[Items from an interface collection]
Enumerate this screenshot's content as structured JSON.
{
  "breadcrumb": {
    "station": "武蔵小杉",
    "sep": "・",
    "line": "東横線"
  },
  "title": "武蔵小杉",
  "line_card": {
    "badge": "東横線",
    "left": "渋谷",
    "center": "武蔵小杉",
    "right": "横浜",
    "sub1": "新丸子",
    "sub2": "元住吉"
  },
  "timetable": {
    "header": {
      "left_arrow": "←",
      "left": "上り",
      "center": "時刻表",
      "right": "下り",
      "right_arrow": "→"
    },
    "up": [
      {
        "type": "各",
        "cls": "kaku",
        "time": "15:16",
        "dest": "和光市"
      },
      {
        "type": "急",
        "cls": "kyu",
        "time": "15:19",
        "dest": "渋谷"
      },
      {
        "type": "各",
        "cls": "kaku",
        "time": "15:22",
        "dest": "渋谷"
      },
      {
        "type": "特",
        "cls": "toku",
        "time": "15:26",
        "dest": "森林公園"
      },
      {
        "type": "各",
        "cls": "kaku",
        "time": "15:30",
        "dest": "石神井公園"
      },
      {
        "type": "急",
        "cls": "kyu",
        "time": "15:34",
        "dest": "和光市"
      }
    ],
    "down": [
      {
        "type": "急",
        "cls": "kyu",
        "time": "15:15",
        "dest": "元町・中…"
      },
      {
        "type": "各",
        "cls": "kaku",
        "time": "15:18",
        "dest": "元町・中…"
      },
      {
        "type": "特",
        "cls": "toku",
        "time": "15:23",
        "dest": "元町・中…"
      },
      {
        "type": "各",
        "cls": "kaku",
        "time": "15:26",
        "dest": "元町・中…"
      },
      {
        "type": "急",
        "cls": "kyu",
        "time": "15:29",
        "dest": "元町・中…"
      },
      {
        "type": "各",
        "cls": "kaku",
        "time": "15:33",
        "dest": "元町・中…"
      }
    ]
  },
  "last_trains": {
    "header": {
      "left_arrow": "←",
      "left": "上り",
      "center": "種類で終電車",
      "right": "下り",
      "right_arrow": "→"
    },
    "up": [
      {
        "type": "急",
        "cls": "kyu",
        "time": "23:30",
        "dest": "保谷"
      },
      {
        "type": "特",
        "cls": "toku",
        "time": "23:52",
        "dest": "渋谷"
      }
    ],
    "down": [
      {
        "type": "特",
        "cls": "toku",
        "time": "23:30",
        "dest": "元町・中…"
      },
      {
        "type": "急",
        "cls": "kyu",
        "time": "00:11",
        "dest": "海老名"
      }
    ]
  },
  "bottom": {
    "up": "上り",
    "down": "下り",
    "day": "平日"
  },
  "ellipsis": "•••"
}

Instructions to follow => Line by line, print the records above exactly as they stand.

Answer for the task =>
Enumerate this screenshot's content as structured JSON.
{
  "breadcrumb": {
    "station": "武蔵小杉",
    "sep": "・",
    "line": "東横線"
  },
  "title": "武蔵小杉",
  "line_card": {
    "badge": "東横線",
    "left": "渋谷",
    "center": "武蔵小杉",
    "right": "横浜",
    "sub1": "新丸子",
    "sub2": "元住吉"
  },
  "timetable": {
    "header": {
      "left_arrow": "←",
      "left": "上り",
      "center": "時刻表",
      "right": "下り",
      "right_arrow": "→"
    },
    "up": [
      {
        "type": "各",
        "cls": "kaku",
        "time": "15:16",
        "dest": "和光市"
      },
      {
        "type": "急",
        "cls": "kyu",
        "time": "15:19",
        "dest": "渋谷"
      },
      {
        "type": "各",
        "cls": "kaku",
        "time": "15:22",
        "dest": "渋谷"
      },
      {
        "type": "特",
        "cls": "toku",
        "time": "15:26",
        "dest": "森林公園"
      },
      {
        "type": "各",
        "cls": "kaku",
        "time": "15:30",
        "dest": "石神井公園"
      },
      {
        "type": "急",
        "cls": "kyu",
        "time": "15:34",
        "dest": "和光市"
      }
    ],
    "down": [
      {
        "type": "急",
        "cls": "kyu",
        "time": "15:15",
        "dest": "元町・中…"
      },
      {
        "type": "各",
        "cls": "kaku",
        "time": "15:18",
        "dest": "元町・中…"
      },
      {
        "type": "特",
        "cls": "toku",
        "time": "15:23",
        "dest": "元町・中…"
      },
      {
        "type": "各",
        "cls": "kaku",
        "time": "15:26",
        "dest": "元町・中…"
      },
      {
        "type": "急",
        "cls": "kyu",
        "time": "15:29",
        "dest": "元町・中…"
      },
      {
        "type": "各",
        "cls": "kaku",
        "time": "15:33",
        "dest": "元町・中…"
      }
    ]
  },
  "last_trains": {
    "header": {
      "left_arrow": "←",
      "left": "上り",
      "center": "種類で終電車",
      "right": "下り",
      "right_arrow": "→"
    },
    "up": [
      {
        "type": "急",
        "cls": "kyu",
        "time": "23:30",
        "dest": "保谷"
      },
      {
        "type": "特",
        "cls": "toku",
        "time": "23:52",
        "dest": "渋谷"
      }
    ],
    "down": [
      {
        "type": "特",
        "cls": "toku",
        "time": "23:30",
        "dest": "元町・中…"
      },
      {
        "type": "急",
        "cls": "kyu",
        "time": "00:11",
        "dest": "海老名"
      }
    ]
  },
  "bottom": {
    "up": "上り",
    "down": "下り",
    "day": "平日"
  },
  "ellipsis": "•••"
}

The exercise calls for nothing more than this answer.